_Records_
· · · ·
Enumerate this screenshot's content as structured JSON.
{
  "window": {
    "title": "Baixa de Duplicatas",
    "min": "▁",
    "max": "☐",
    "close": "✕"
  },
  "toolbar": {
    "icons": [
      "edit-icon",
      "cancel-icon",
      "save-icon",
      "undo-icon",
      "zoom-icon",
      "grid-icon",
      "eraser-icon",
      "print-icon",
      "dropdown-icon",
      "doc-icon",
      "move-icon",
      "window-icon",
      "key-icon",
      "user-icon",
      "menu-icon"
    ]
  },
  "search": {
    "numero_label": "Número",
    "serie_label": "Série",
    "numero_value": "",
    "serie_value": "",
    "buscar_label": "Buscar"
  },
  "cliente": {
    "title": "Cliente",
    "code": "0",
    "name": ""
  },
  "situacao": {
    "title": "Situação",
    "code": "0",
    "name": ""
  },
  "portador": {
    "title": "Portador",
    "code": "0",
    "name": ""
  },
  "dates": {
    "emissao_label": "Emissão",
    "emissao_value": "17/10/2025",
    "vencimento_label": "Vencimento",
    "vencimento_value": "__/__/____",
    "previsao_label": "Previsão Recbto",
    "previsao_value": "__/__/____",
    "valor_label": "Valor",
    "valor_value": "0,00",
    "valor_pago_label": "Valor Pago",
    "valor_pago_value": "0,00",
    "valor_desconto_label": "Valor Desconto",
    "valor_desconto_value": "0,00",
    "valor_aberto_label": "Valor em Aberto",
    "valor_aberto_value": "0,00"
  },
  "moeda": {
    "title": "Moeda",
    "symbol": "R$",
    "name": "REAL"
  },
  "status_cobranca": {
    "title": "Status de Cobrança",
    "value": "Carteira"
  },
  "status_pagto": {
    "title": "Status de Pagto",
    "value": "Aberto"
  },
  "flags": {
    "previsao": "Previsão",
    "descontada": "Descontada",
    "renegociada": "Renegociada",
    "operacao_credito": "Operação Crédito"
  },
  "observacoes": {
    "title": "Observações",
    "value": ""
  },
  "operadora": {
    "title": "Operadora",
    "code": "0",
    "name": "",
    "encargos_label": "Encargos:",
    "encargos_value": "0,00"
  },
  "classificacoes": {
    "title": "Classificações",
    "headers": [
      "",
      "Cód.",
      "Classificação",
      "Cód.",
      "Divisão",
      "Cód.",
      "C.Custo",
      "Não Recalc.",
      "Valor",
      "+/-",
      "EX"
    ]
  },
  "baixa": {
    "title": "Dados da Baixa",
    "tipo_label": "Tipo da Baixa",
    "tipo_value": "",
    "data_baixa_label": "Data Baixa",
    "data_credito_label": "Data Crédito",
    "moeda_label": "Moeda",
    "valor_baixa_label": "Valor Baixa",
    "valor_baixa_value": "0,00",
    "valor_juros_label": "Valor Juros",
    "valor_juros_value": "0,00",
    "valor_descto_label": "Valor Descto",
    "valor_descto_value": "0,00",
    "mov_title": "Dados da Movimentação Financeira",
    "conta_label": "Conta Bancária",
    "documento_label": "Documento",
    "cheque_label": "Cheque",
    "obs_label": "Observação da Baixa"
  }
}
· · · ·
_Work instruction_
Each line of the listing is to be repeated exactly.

_Your solution_
Enumerate this screenshot's content as structured JSON.
{
  "window": {
    "title": "Baixa de Duplicatas",
    "min": "▁",
    "max": "☐",
    "close": "✕"
  },
  "toolbar": {
    "icons": [
      "edit-icon",
      "cancel-icon",
      "save-icon",
      "undo-icon",
      "zoom-icon",
      "grid-icon",
      "eraser-icon",
      "print-icon",
      "dropdown-icon",
      "doc-icon",
      "move-icon",
      "window-icon",
      "key-icon",
      "user-icon",
      "menu-icon"
    ]
  },
  "search": {
    "numero_label": "Número",
    "serie_label": "Série",
    "numero_value": "",
    "serie_value": "",
    "buscar_label": "Buscar"
  },
  "cliente": {
    "title": "Cliente",
    "code": "0",
    "name": ""
  },
  "situacao": {
    "title": "Situação",
    "code": "0",
    "name": ""
  },
  "portador": {
    "title": "Portador",
    "code": "0",
    "name": ""
  },
  "dates": {
    "emissao_label": "Emissão",
    "emissao_value": "17/10/2025",
    "vencimento_label": "Vencimento",
    "vencimento_value": "__/__/____",
    "previsao_label": "Previsão Recbto",
    "previsao_value": "__/__/____",
    "valor_label": "Valor",
    "valor_value": "0,00",
    "valor_pago_label": "Valor Pago",
    "valor_pago_value": "0,00",
    "valor_desconto_label": "Valor Desconto",
    "valor_desconto_value": "0,00",
    "valor_aberto_label": "Valor em Aberto",
    "valor_aberto_value": "0,00"
  },
  "moeda": {
    "title": "Moeda",
    "symbol": "R$",
    "name": "REAL"
  },
  "status_cobranca": {
    "title": "Status de Cobrança",
    "value": "Carteira"
  },
  "status_pagto": {
    "title": "Status de Pagto",
    "value": "Aberto"
  },
  "flags": {
    "previsao": "Previsão",
    "descontada": "Descontada",
    "renegociada": "Renegociada",
    "operacao_credito": "Operação Crédito"
  },
  "observacoes": {
    "title": "Observações",
    "value": ""
  },
  "operadora": {
    "title": "Operadora",
    "code": "0",
    "name": "",
    "encargos_label": "Encargos:",
    "encargos_value": "0,00"
  },
  "classificacoes": {
    "title": "Classificações",
    "headers": [
      "",
      "Cód.",
      "Classificação",
      "Cód.",
      "Divisão",
      "Cód.",
      "C.Custo",
      "Não Recalc.",
      "Valor",
      "+/-",
      "EX"
    ]
  },
  "baixa": {
    "title": "Dados da Baixa",
    "tipo_label": "Tipo da Baixa",
    "tipo_value": "",
    "data_baixa_label": "Data Baixa",
    "data_credito_label": "Data Crédito",
    "moeda_label": "Moeda",
    "valor_baixa_label": "Valor Baixa",
    "valor_baixa_value": "0,00",
    "valor_juros_label": "Valor Juros",
    "valor_juros_value": "0,00",
    "valor_descto_label": "Valor Descto",
    "valor_descto_value": "0,00",
    "mov_title": "Dados da Movimentação Financeira",
    "conta_label": "Conta Bancária",
    "documento_label": "Documento",
    "cheque_label": "Cheque",
    "obs_label": "Observação da Baixa"
  }
}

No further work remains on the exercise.